              The pacing for the evening was a classic one. Choice of water was taken immediately, with two baskets of bread following within 5-10 minutes. The drink order was taken (Tomaiolo 2003 Chianti Riserva; and Tim discovered, before opening, the delivered wine matched the wine list number of another wine) and drinks were delivered promptly enough. Salads came about thirty minutes after seating, and entrées came on the hour mark, which is about our leisurely comfort zone. From seating to bill payment took 135 minutes, a nice pace for us, and we added fifteen minutes because of the tour.
               The bill arrived, $102 per couple. Yup, the food was good but ordering such a hum-drum collection of entrées seemed more expensive than it should be. It was quite a contrast from our previous DP8 venture. If value is one of the rating criteria, the bill could have been a reason for a lower rating.
               We eased through Pine Plains, past the warmly lit inn, and out the twisty turns of Route 199, taking the alternative route of the Parkway, braking for the Route 82 exit and wending our way back home, just within the hour time limit of our rules.

The evening had started at the Adamses , with Tim and Judy presenting bowls of cantaloupe chunks and strawberries, peanuts, hummus with accompanying water wafers, cheeses slices, and heated portobello puffs, while Buddy, as usual, enthusiastically greeted us. The liquid refreshments included Caprestrano 2007 Montepulciano d’Abruzzi, Heinekein, a sparkling wine, and diet soda.
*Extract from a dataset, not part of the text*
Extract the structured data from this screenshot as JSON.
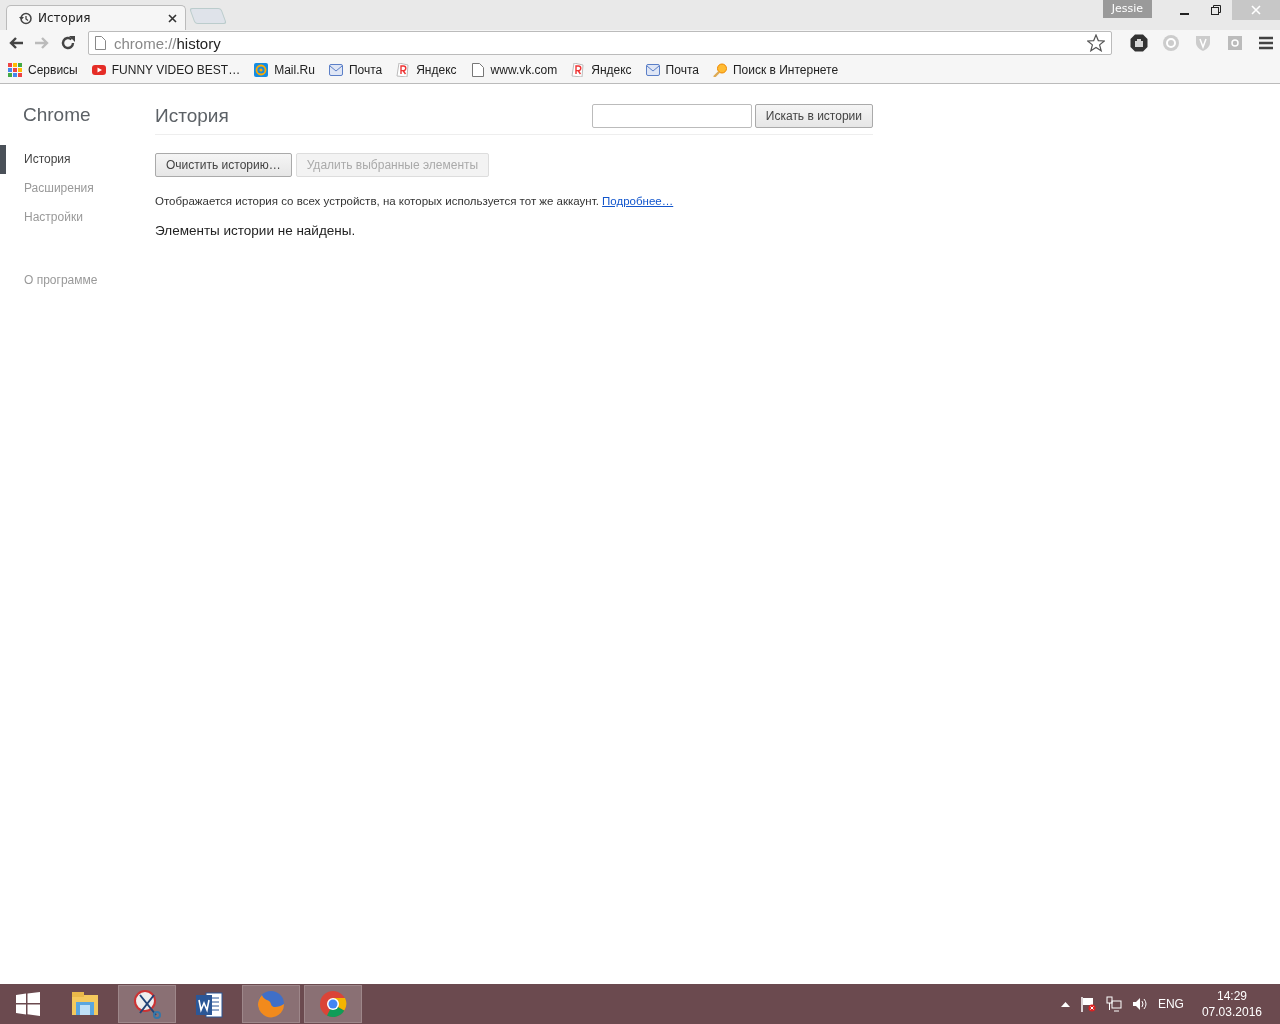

We caught up on news, left at 6 pm, and readied ourselves for the hour drive we thought was awaiting, although one foolish reviewer thought Rhinebeck was a possibility, and, after traveling 9G and 199 out of Red Hook, proceeded through scenic, downright rustic countryside to the Stissing House.
               On the way, Ken showed us his new proficiency with texting, and we learned ....
               Conversations caught us up on ....